Bill AB 2943, which has passed several rounds of committee votes and amendments as well as the assembly and will be voted on by the state senate on June 25th, would specifically ban any religious organization from providing assistance to those struggling with gender identity.
The law cites the American Psychiatric Association, as well as several other organizations, to claim that there is no evidence that adults can change their gender orientation and that attempts to do so may be harmful. The law argues that since there is no evidence that the services offered by the church are effective, then charging individuals for such therapy amounts to fraud.
In doing so, they have plunged the state deeply into issues of sexuality, individual freedom to choose and religious liberty. The law would ban anyone from offering sexual orientation change services or the materials, print or otherwise, in conjunction with such services.
While this is not likely to result in the banning of Bibles, a strict reading of the law would allow for such a ban the moment one is used to counsel someone on God's plan for sexual morality. Luis Javier Ruiz, a survivor of the 2016 massacre at The Pulse, a gay night club in Orlando, has joined the voices speaking out against this law.
Following the tragedy, Ruiz left behind a life of homosexual hedonism with the help of God's Word, but he is worried that others will be prevented from getting the same help.
"If they pass that bill in California, it will take away the rights of counselors, pastors and people that want to give you guidance on coming out of homosexuality." he told The Christian Post. "I came to Christ through the Word of God. I came to Christ over Godly counsel, pastors, people prayed me through," and he fears that this law will prevent others from getting the same help he did.

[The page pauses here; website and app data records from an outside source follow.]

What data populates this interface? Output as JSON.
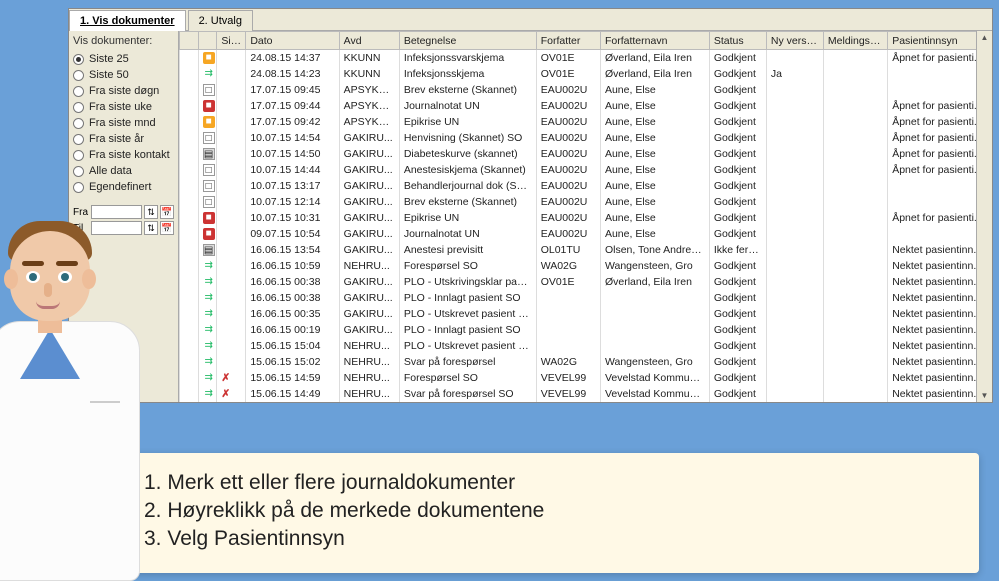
{
  "tabs": {
    "view_docs": "1. Vis dokumenter",
    "selection": "2. Utvalg"
  },
  "sidebar": {
    "group_label": "Vis dokumenter:",
    "options": [
      "Siste 25",
      "Siste 50",
      "Fra siste døgn",
      "Fra siste uke",
      "Fra siste mnd",
      "Fra siste år",
      "Fra siste kontakt",
      "Alle data",
      "Egendefinert"
    ],
    "selected_index": 0,
    "from_label": "Fra",
    "to_label": "Til"
  },
  "grid": {
    "headers": [
      "",
      "",
      "Sign",
      "Dato",
      "Avd",
      "Betegnelse",
      "Forfatter",
      "Forfatternavn",
      "Status",
      "Ny versjon",
      "Meldingstype",
      "Pasientinnsyn"
    ],
    "rows": [
      {
        "icon": "orange",
        "sign": "",
        "dato": "24.08.15 14:37",
        "avd": "KKUNN",
        "bet": "Infeksjonssvarskjema",
        "forf": "OV01E",
        "fnavn": "Øverland, Eila Iren",
        "stat": "Godkjent",
        "nyv": "",
        "meld": "",
        "pinn": "Åpnet for pasienti..."
      },
      {
        "icon": "tree",
        "sign": "",
        "dato": "24.08.15 14:23",
        "avd": "KKUNN",
        "bet": "Infeksjonsskjema",
        "forf": "OV01E",
        "fnavn": "Øverland, Eila Iren",
        "stat": "Godkjent",
        "nyv": "Ja",
        "meld": "",
        "pinn": ""
      },
      {
        "icon": "page",
        "sign": "",
        "dato": "17.07.15 09:45",
        "avd": "APSYKU...",
        "bet": "Brev eksterne (Skannet)",
        "forf": "EAU002U",
        "fnavn": "Aune, Else",
        "stat": "Godkjent",
        "nyv": "",
        "meld": "",
        "pinn": ""
      },
      {
        "icon": "pdf",
        "sign": "",
        "dato": "17.07.15 09:44",
        "avd": "APSYKU...",
        "bet": "Journalnotat UN",
        "forf": "EAU002U",
        "fnavn": "Aune, Else",
        "stat": "Godkjent",
        "nyv": "",
        "meld": "",
        "pinn": "Åpnet for pasienti..."
      },
      {
        "icon": "orange",
        "sign": "",
        "dato": "17.07.15 09:42",
        "avd": "APSYKU...",
        "bet": "Epikrise UN",
        "forf": "EAU002U",
        "fnavn": "Aune, Else",
        "stat": "Godkjent",
        "nyv": "",
        "meld": "",
        "pinn": "Åpnet for pasienti..."
      },
      {
        "icon": "page",
        "sign": "",
        "dato": "10.07.15 14:54",
        "avd": "GAKIRU...",
        "bet": "Henvisning (Skannet) SO",
        "forf": "EAU002U",
        "fnavn": "Aune, Else",
        "stat": "Godkjent",
        "nyv": "",
        "meld": "",
        "pinn": "Åpnet for pasienti..."
      },
      {
        "icon": "report",
        "sign": "",
        "dato": "10.07.15 14:50",
        "avd": "GAKIRU...",
        "bet": "Diabeteskurve (skannet)",
        "forf": "EAU002U",
        "fnavn": "Aune, Else",
        "stat": "Godkjent",
        "nyv": "",
        "meld": "",
        "pinn": "Åpnet for pasienti..."
      },
      {
        "icon": "page",
        "sign": "",
        "dato": "10.07.15 14:44",
        "avd": "GAKIRU...",
        "bet": "Anestesiskjema (Skannet)",
        "forf": "EAU002U",
        "fnavn": "Aune, Else",
        "stat": "Godkjent",
        "nyv": "",
        "meld": "",
        "pinn": "Åpnet for pasienti..."
      },
      {
        "icon": "page",
        "sign": "",
        "dato": "10.07.15 13:17",
        "avd": "GAKIRU...",
        "bet": "Behandlerjournal dok (Ska...",
        "forf": "EAU002U",
        "fnavn": "Aune, Else",
        "stat": "Godkjent",
        "nyv": "",
        "meld": "",
        "pinn": ""
      },
      {
        "icon": "page",
        "sign": "",
        "dato": "10.07.15 12:14",
        "avd": "GAKIRU...",
        "bet": "Brev eksterne (Skannet)",
        "forf": "EAU002U",
        "fnavn": "Aune, Else",
        "stat": "Godkjent",
        "nyv": "",
        "meld": "",
        "pinn": ""
      },
      {
        "icon": "pdf",
        "sign": "",
        "dato": "10.07.15 10:31",
        "avd": "GAKIRU...",
        "bet": "Epikrise UN",
        "forf": "EAU002U",
        "fnavn": "Aune, Else",
        "stat": "Godkjent",
        "nyv": "",
        "meld": "",
        "pinn": "Åpnet for pasienti..."
      },
      {
        "icon": "pdf",
        "sign": "",
        "dato": "09.07.15 10:54",
        "avd": "GAKIRU...",
        "bet": "Journalnotat UN",
        "forf": "EAU002U",
        "fnavn": "Aune, Else",
        "stat": "Godkjent",
        "nyv": "",
        "meld": "",
        "pinn": ""
      },
      {
        "icon": "report",
        "sign": "",
        "dato": "16.06.15 13:54",
        "avd": "GAKIRU...",
        "bet": "Anestesi previsitt",
        "forf": "OL01TU",
        "fnavn": "Olsen, Tone Andreas...",
        "stat": "Ikke ferdig",
        "nyv": "",
        "meld": "",
        "pinn": "Nektet pasientinn..."
      },
      {
        "icon": "tree",
        "sign": "",
        "dato": "16.06.15 10:59",
        "avd": "NEHRU...",
        "bet": "Forespørsel SO",
        "forf": "WA02G",
        "fnavn": "Wangensteen, Gro",
        "stat": "Godkjent",
        "nyv": "",
        "meld": "",
        "pinn": "Nektet pasientinn..."
      },
      {
        "icon": "tree",
        "sign": "",
        "dato": "16.06.15 00:38",
        "avd": "GAKIRU...",
        "bet": "PLO - Utskrivingsklar pasi ...",
        "forf": "OV01E",
        "fnavn": "Øverland, Eila Iren",
        "stat": "Godkjent",
        "nyv": "",
        "meld": "",
        "pinn": "Nektet pasientinn..."
      },
      {
        "icon": "tree",
        "sign": "",
        "dato": "16.06.15 00:38",
        "avd": "GAKIRU...",
        "bet": "PLO - Innlagt pasient SO",
        "forf": "",
        "fnavn": "",
        "stat": "Godkjent",
        "nyv": "",
        "meld": "",
        "pinn": "Nektet pasientinn..."
      },
      {
        "icon": "tree",
        "sign": "",
        "dato": "16.06.15 00:35",
        "avd": "GAKIRU...",
        "bet": "PLO - Utskrevet pasient SO",
        "forf": "",
        "fnavn": "",
        "stat": "Godkjent",
        "nyv": "",
        "meld": "",
        "pinn": "Nektet pasientinn..."
      },
      {
        "icon": "tree",
        "sign": "",
        "dato": "16.06.15 00:19",
        "avd": "GAKIRU...",
        "bet": "PLO - Innlagt pasient SO",
        "forf": "",
        "fnavn": "",
        "stat": "Godkjent",
        "nyv": "",
        "meld": "",
        "pinn": "Nektet pasientinn..."
      },
      {
        "icon": "tree",
        "sign": "",
        "dato": "15.06.15 15:04",
        "avd": "NEHRU...",
        "bet": "PLO - Utskrevet pasient SO",
        "forf": "",
        "fnavn": "",
        "stat": "Godkjent",
        "nyv": "",
        "meld": "",
        "pinn": "Nektet pasientinn..."
      },
      {
        "icon": "tree",
        "sign": "",
        "dato": "15.06.15 15:02",
        "avd": "NEHRU...",
        "bet": "Svar på forespørsel",
        "forf": "WA02G",
        "fnavn": "Wangensteen, Gro",
        "stat": "Godkjent",
        "nyv": "",
        "meld": "",
        "pinn": "Nektet pasientinn..."
      },
      {
        "icon": "tree",
        "sign": "✗",
        "dato": "15.06.15 14:59",
        "avd": "NEHRU...",
        "bet": "Forespørsel SO",
        "forf": "VEVEL99",
        "fnavn": "Vevelstad Kommune ...",
        "stat": "Godkjent",
        "nyv": "",
        "meld": "",
        "pinn": "Nektet pasientinn..."
      },
      {
        "icon": "tree",
        "sign": "✗",
        "dato": "15.06.15 14:49",
        "avd": "NEHRU...",
        "bet": "Svar på forespørsel SO",
        "forf": "VEVEL99",
        "fnavn": "Vevelstad Kommune ...",
        "stat": "Godkjent",
        "nyv": "",
        "meld": "",
        "pinn": "Nektet pasientinn..."
      }
    ]
  },
  "instructions": {
    "step1": "1. Merk ett eller flere journaldokumenter",
    "step2": "2. Høyreklikk på de merkede dokumentene",
    "step3": "3. Velg Pasientinnsyn"
  }
}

The president of the National Hispanic Christian Leadership Conference, Reverend Dr. Samuel Rodríguez, has spoken out on the use of this bill to discriminate against Christians and the LGBT community in California. The reverend didn't mince words when he said that "California's AB-2943 is the most egregious, tone-deaf, and discriminatory example of anti-religious legislation that I have witnessed in all my years of ministry. I am deeply troubled that this profoundly flawed bill has already passed the California Assembly and now sits with the Senate."
Several young adult conferences have already been canceled in California, such as those held by Summit Ministries, out of fear for how they may be attacked legally for teaching the Bible, and ministries across the state are now afraid that sermons from the pulpit may open them up to lawsuits, discrimination and smear campaigns.

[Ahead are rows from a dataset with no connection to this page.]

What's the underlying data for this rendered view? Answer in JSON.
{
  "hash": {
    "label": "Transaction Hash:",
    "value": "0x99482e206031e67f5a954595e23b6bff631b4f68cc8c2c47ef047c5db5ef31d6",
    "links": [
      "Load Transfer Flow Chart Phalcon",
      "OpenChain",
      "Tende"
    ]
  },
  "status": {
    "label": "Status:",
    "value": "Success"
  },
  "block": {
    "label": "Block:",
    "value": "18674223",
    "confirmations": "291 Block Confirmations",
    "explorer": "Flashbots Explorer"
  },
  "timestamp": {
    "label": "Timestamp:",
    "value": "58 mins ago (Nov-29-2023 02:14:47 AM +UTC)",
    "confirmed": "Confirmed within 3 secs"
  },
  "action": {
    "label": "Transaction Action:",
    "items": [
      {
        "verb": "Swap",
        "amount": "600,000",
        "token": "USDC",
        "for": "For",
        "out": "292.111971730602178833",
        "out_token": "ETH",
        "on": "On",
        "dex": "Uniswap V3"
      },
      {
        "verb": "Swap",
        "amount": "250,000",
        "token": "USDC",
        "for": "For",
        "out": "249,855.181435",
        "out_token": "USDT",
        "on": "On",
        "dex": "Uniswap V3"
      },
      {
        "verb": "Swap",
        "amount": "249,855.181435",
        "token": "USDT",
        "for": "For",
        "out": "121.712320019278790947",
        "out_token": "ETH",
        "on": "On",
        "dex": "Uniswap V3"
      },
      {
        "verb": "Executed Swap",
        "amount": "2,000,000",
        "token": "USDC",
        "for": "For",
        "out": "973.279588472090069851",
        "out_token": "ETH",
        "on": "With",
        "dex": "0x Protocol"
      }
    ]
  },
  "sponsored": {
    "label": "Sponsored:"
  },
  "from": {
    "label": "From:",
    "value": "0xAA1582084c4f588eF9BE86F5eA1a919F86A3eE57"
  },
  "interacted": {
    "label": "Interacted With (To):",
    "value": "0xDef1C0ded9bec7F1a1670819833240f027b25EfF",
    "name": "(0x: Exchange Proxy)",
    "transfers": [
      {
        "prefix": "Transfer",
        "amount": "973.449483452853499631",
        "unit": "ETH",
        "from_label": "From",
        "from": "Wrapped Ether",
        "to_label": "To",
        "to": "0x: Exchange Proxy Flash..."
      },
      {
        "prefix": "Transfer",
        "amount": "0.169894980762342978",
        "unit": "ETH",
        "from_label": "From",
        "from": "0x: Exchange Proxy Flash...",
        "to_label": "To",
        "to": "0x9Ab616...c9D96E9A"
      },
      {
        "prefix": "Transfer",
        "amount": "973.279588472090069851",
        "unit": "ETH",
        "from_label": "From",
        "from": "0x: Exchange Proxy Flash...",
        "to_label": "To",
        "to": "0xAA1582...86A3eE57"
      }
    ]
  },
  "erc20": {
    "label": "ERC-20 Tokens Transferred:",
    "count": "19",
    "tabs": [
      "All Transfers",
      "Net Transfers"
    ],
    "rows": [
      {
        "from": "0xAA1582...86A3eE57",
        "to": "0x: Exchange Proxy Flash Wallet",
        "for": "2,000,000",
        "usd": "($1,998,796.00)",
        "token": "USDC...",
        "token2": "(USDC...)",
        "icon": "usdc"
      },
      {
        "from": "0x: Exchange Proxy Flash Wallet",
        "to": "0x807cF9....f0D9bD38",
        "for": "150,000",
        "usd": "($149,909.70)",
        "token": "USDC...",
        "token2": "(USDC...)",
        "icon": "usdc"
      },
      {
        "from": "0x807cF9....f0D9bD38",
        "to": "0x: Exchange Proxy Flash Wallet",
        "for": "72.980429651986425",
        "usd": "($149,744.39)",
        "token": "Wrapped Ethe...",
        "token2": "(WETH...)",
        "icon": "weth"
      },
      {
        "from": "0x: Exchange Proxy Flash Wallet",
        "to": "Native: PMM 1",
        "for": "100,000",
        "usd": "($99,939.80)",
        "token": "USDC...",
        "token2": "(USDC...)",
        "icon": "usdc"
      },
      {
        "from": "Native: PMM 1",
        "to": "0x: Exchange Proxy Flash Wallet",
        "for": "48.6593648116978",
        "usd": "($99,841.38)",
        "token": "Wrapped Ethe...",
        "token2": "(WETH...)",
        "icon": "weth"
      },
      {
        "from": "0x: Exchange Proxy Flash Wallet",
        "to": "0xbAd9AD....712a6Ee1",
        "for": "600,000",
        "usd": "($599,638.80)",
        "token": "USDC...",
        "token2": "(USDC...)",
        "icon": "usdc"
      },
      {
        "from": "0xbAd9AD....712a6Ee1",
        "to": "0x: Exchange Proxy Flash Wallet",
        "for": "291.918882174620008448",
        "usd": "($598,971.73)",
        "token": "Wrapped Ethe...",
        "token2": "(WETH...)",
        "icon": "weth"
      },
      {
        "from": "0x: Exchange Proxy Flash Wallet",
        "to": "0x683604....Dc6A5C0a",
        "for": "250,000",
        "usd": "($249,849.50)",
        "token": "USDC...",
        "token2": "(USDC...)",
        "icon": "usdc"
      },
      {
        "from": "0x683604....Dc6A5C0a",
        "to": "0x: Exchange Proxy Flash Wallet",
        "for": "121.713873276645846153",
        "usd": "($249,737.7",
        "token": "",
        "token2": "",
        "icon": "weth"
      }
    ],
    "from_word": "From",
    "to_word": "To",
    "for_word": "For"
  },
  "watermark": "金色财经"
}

The idea that if the state of California isn't convinced your beliefs are both true and effective, it can prosecute you, flies in the face of the core concepts of religious liberty as well as freedom of expression and association. Jim Domen, now a Christian pastor who was saved by the Word of God from a lifestyle of spiraling depression and social alienation caused by his struggles with the homosexual life-style, has also called out the legislature for "trying to silence the power of Jesus Christ."

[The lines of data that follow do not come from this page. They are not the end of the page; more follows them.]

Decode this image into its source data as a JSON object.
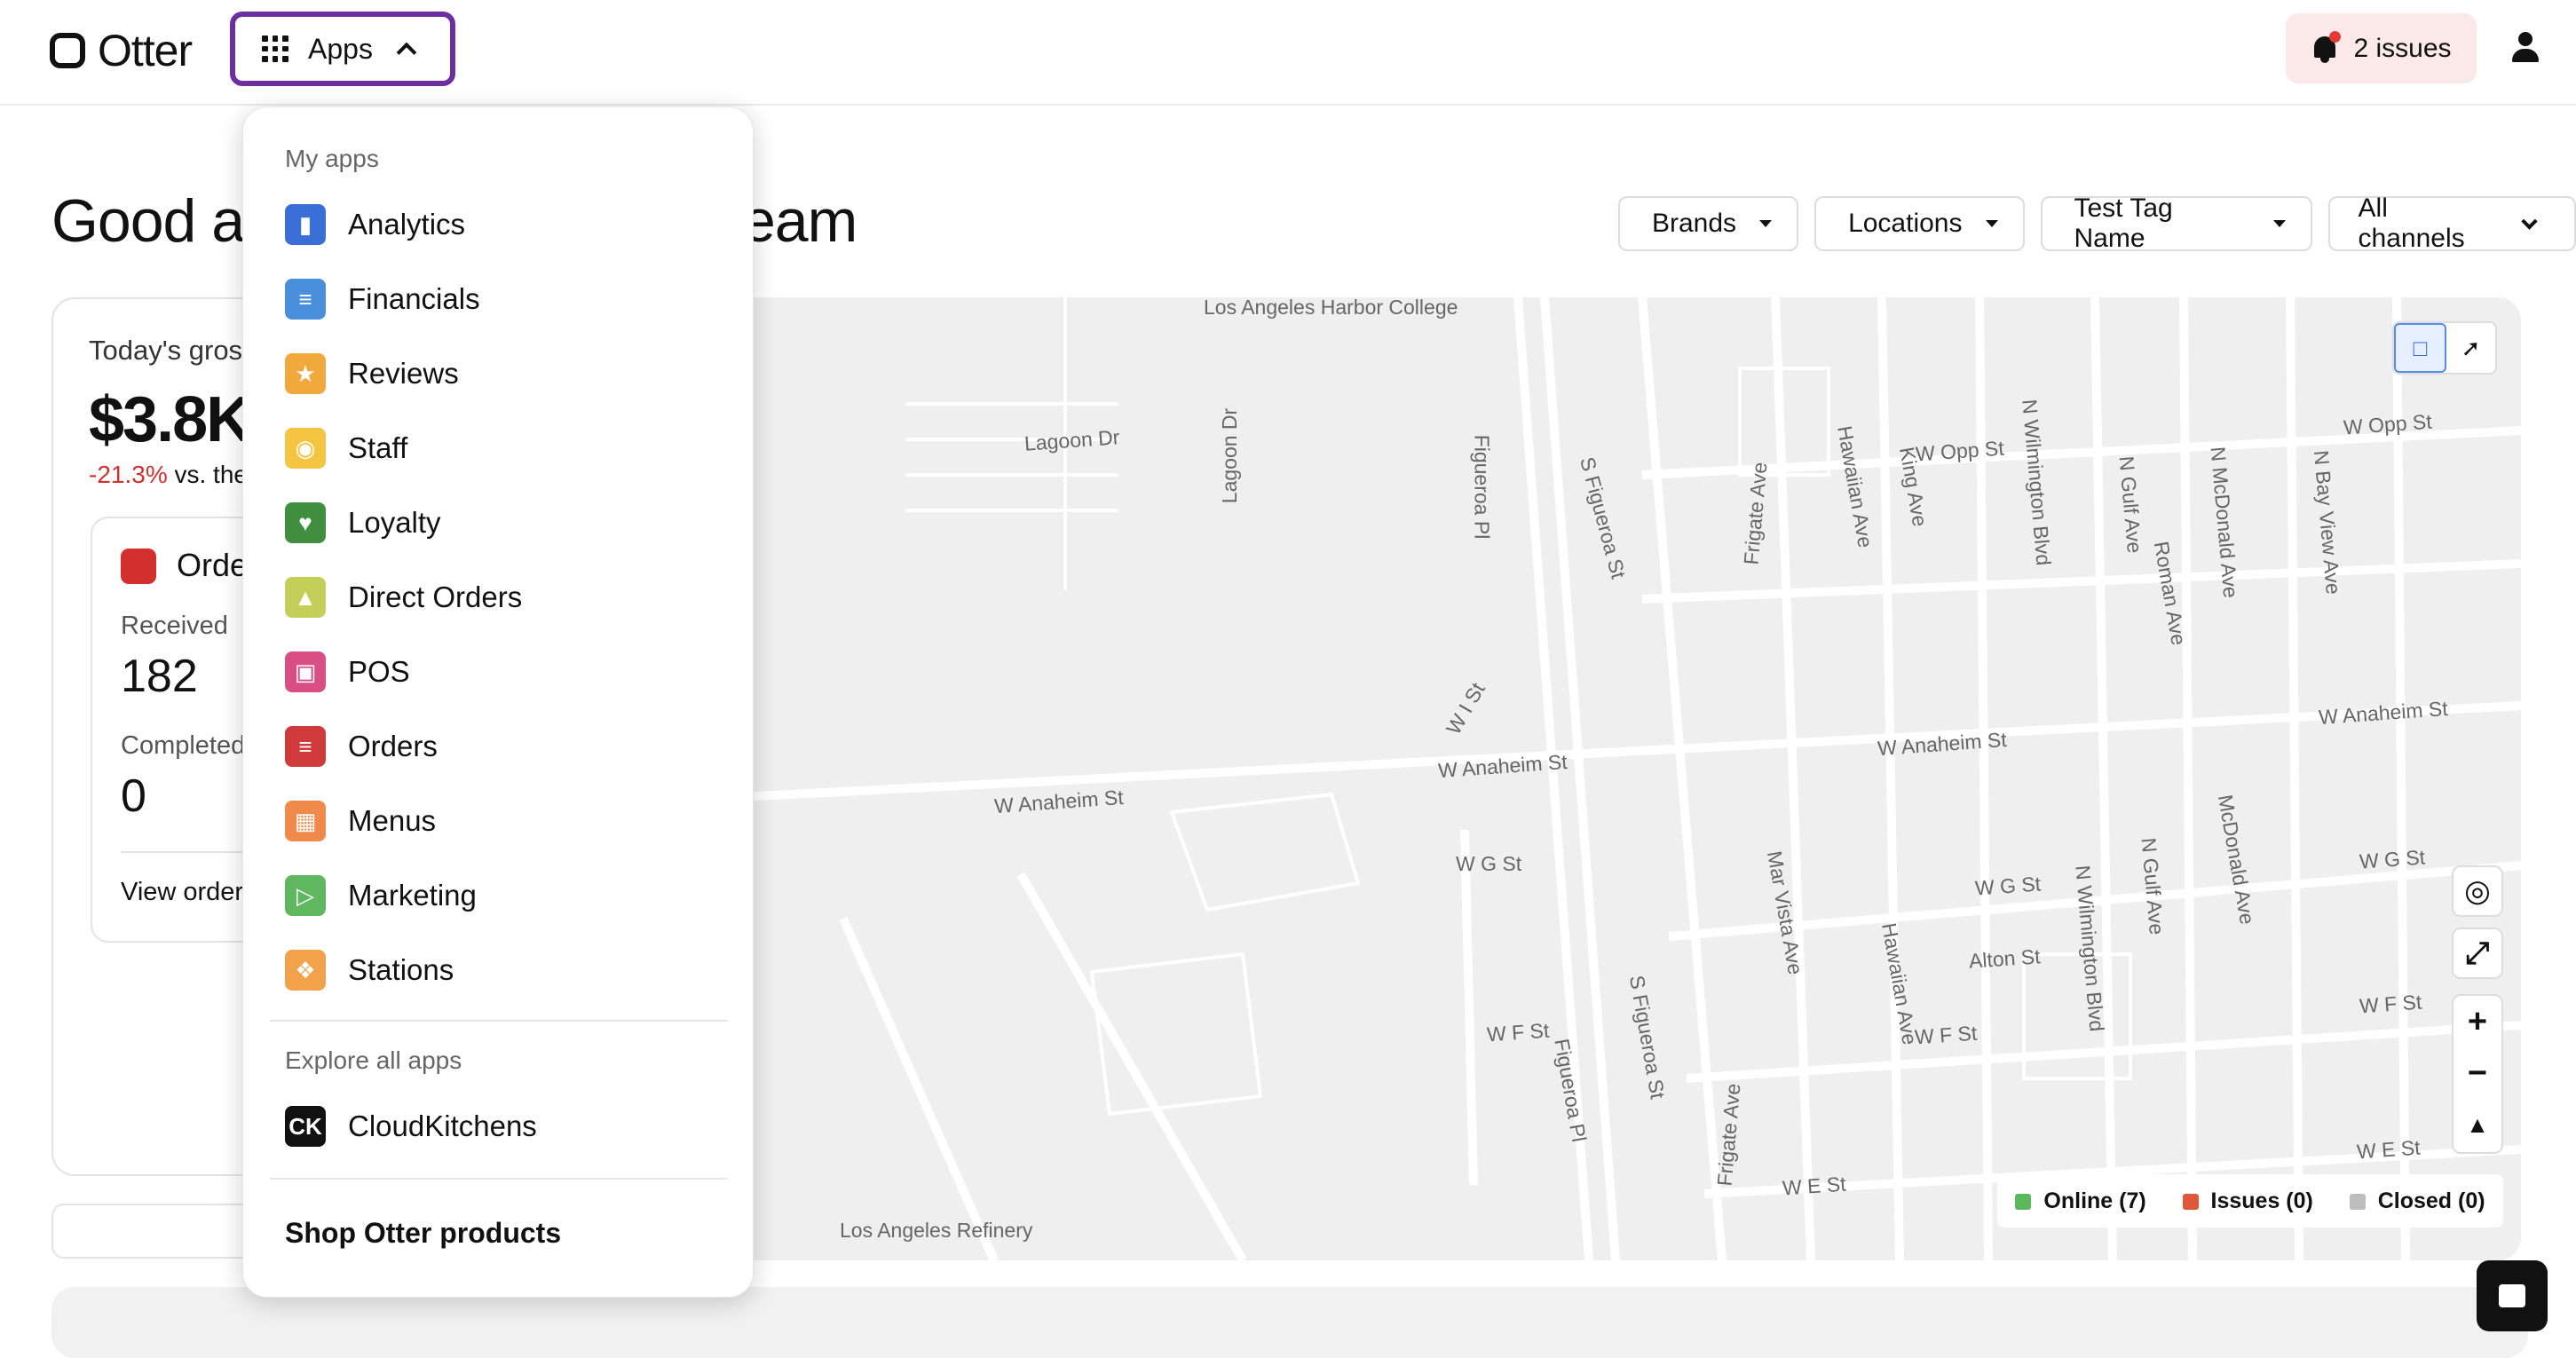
{
  "header": {
    "logo_text": "Otter",
    "apps_label": "Apps",
    "issues_label": "2 issues"
  },
  "greeting": "Good afternoon, Training Team",
  "filters": [
    "Brands",
    "Locations",
    "Test Tag Name",
    "All channels"
  ],
  "summary": {
    "label": "Today's gross sales",
    "value": "$3.8K",
    "change": "-21.3%",
    "change_suffix": "vs. the same day last week"
  },
  "orders_card": {
    "title": "Orders",
    "received_label": "Received",
    "received_value": "182",
    "completed_label": "Completed",
    "completed_value": "0",
    "view_link": "View orders"
  },
  "apps_menu": {
    "my_apps_heading": "My apps",
    "items": [
      {
        "label": "Analytics",
        "icon": "analytics-icon",
        "color": "#3b6fd8"
      },
      {
        "label": "Financials",
        "icon": "financials-icon",
        "color": "#4a8fdb"
      },
      {
        "label": "Reviews",
        "icon": "star-icon",
        "color": "#f2a93b"
      },
      {
        "label": "Staff",
        "icon": "staff-icon",
        "color": "#f5c542"
      },
      {
        "label": "Loyalty",
        "icon": "heart-icon",
        "color": "#3f8f3f"
      },
      {
        "label": "Direct Orders",
        "icon": "cloche-icon",
        "color": "#c4cf5a"
      },
      {
        "label": "POS",
        "icon": "pos-icon",
        "color": "#d94f84"
      },
      {
        "label": "Orders",
        "icon": "orders-icon",
        "color": "#d13a3a"
      },
      {
        "label": "Menus",
        "icon": "menus-icon",
        "color": "#ef8a4a"
      },
      {
        "label": "Marketing",
        "icon": "megaphone-icon",
        "color": "#5fb85f"
      },
      {
        "label": "Stations",
        "icon": "stations-icon",
        "color": "#f2a24a"
      }
    ],
    "explore_heading": "Explore all apps",
    "explore_items": [
      {
        "label": "CloudKitchens",
        "icon": "cloudkitchens-icon",
        "badge": "CK",
        "color": "#111111"
      }
    ],
    "shop_label": "Shop Otter products"
  },
  "map": {
    "labels": [
      "Los Angeles Harbor College",
      "Lagoon Dr",
      "Lagoon Dr",
      "Figueroa Pl",
      "S Figueroa St",
      "Frigate Ave",
      "Hawaiian Ave",
      "King Ave",
      "W Opp St",
      "N Wilmington Blvd",
      "N Gulf Ave",
      "Roman Ave",
      "N McDonald Ave",
      "N Bay View Ave",
      "W Opp St",
      "W I St",
      "W Anaheim St",
      "W Anaheim St",
      "W Anaheim St",
      "W Anaheim St",
      "W G St",
      "W G St",
      "Mar Vista Ave",
      "Hawaiian Ave",
      "Alton St",
      "W G St",
      "McDonald Ave",
      "N Gulf Ave",
      "N Wilmington Blvd",
      "W F St",
      "W F St",
      "W F St",
      "S Figueroa St",
      "Figueroa Pl",
      "Frigate Ave",
      "W E St",
      "W E St",
      "Los Angeles Refinery"
    ],
    "legend": {
      "online": "Online (7)",
      "issues": "Issues (0)",
      "closed": "Closed (0)"
    },
    "legend_colors": {
      "online": "#5cb85c",
      "issues": "#e0583a",
      "closed": "#bdbdbd"
    }
  }
}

Domen sees the bill as the government "controlling how we identify sexually," and far from protecting the rights of the LGBT community is instead cutting off their right to choose; to decide to seek the help of the Church and of God.
These are men and women who have experienced the misery and confusion surrounding issues of sexual identity and come to the other side with the help of the Church and of God and they know firsthand the harm this bill will do to Californians. Shouldn't we listen to those who have benefited from the efforts of dedicated pastors and Christian counselors and allow individuals to make their own decisions?
Other more libertarian voices, such as Rob Dreher who writes for The American Conservative, warns of the chilling effect Bill 2943 will have on freedoms of thought when he writes, "I would be appalled if a pro-LGBT organization decided to cancel a conference in my conservative state because they legitimately feared that local prosecutors would charge them over what they intended to say at the conference. That's not America, or at least not the kind of America I want to live in."
Leave it to the government of California to legislate what religious and sexual beliefs are valid and which are forbidden. In support of the freedom to follow their own beliefs, a series of demonstrations called Freedom Marches is being organized as a gathering together of those who have put aside homosexual and transgender lifestyles.
Luis Javier Ruiz was in attendance in Washington D.C. near the Washington monument at the first march and began by asking those in the LGBT lifestyle to come back, come back to the church and back to God through repentance of a lifestyle that is not God's best for them.